Women's Mental Health Treatment in Agoura Hills
Mental illness is one of the most significant challenges facing the United States. Mental illnesses such as schizophrenia, depression, and anxiety can be challenging to diagnose. To make matters worse, many people who suffer from mental illness are hesitant to seek treatment because of societal stigma. The barriers to mental health treatment are especially pronounced in women. This article will delve deeper into women’s mental health treament, how substance abuse ties into mental health issues, and the importance of finding professional help at women’s mental health treatment centers.
Mental health issues significantly affect both sexes; however, women are more susceptible to developing mental illnesses. According to statistics provided by the National Institute of Mental Health, 20% of the nation’s population (about 46.6 million people) were treated for mental illness. Of that number, women being treated for mental illness was 50 percent higher than the percentage of men (22.3% vs. 15.1%).
Also, women are twice as likely to develop depression when compared to men. According to a report by the Anxiety and Depression Association of America, women are also twice as likely to develop panic disorders. Additionally, data provided by the Office of Women’s Health at the U.S. Department of Health and Human Services reports that women wait for an average of four years after the onset of PTSD symptoms before seeking professional help. As a comparison, men wait an average of just one year to ask for help.

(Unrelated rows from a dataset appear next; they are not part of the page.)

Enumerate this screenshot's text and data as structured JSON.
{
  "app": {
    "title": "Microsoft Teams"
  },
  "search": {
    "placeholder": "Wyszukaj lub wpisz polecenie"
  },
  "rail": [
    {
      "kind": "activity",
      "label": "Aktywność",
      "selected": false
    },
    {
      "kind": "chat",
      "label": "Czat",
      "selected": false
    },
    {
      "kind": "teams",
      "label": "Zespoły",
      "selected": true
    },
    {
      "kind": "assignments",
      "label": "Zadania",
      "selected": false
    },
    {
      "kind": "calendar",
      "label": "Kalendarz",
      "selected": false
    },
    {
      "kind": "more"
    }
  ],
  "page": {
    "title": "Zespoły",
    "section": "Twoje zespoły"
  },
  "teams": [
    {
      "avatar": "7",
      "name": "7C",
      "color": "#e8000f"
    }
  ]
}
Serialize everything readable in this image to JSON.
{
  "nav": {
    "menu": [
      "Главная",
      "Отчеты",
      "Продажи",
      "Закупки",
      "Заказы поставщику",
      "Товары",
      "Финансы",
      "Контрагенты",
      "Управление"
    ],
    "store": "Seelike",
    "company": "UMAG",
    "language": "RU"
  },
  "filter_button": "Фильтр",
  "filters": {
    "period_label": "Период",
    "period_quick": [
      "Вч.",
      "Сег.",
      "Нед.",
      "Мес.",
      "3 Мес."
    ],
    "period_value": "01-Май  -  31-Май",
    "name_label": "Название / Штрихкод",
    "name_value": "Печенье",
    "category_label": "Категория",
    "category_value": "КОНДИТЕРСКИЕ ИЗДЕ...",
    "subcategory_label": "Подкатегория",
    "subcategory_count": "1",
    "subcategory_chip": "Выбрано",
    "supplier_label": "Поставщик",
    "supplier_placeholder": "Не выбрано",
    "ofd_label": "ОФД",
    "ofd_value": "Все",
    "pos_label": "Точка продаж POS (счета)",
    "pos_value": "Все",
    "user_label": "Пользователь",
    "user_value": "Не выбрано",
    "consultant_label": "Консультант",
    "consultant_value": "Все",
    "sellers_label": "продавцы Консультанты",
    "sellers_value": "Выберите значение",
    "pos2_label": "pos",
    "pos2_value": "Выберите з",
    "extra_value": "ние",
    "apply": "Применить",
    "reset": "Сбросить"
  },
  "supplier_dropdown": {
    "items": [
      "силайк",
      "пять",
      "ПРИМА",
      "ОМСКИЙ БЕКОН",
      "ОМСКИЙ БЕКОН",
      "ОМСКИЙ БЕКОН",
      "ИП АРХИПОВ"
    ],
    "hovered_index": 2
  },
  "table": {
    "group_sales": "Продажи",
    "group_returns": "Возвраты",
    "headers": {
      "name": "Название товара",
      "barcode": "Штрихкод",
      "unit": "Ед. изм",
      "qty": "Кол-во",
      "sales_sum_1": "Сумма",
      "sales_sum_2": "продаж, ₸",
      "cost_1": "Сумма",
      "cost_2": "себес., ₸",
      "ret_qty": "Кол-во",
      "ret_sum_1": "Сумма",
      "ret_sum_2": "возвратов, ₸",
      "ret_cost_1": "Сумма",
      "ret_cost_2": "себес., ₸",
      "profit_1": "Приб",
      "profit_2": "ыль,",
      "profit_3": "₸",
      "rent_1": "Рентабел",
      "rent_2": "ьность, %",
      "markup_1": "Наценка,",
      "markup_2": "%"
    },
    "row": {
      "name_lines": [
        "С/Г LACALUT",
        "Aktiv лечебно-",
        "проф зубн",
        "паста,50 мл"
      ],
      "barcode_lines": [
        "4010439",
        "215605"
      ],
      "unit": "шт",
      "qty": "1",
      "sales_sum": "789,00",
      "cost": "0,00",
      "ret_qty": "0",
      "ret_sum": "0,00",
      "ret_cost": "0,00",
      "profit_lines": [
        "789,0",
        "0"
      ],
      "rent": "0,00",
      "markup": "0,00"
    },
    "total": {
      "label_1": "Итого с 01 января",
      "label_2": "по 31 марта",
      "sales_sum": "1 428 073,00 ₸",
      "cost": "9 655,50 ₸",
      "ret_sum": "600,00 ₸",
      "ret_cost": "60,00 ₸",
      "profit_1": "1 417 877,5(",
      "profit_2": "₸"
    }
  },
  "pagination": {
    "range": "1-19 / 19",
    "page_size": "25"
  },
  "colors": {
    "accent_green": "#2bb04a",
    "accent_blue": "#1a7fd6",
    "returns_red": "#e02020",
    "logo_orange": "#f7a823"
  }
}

Women also experience other disorders that make them more vulnerable to developing mental health issues. For example, women are twice as likely to develop an eating disorder when compared to men. Women also experience body dysmorphic disorder more frequently than men, and young women are more affected by Borderline Personality Disorder (BPD) than any other demographic.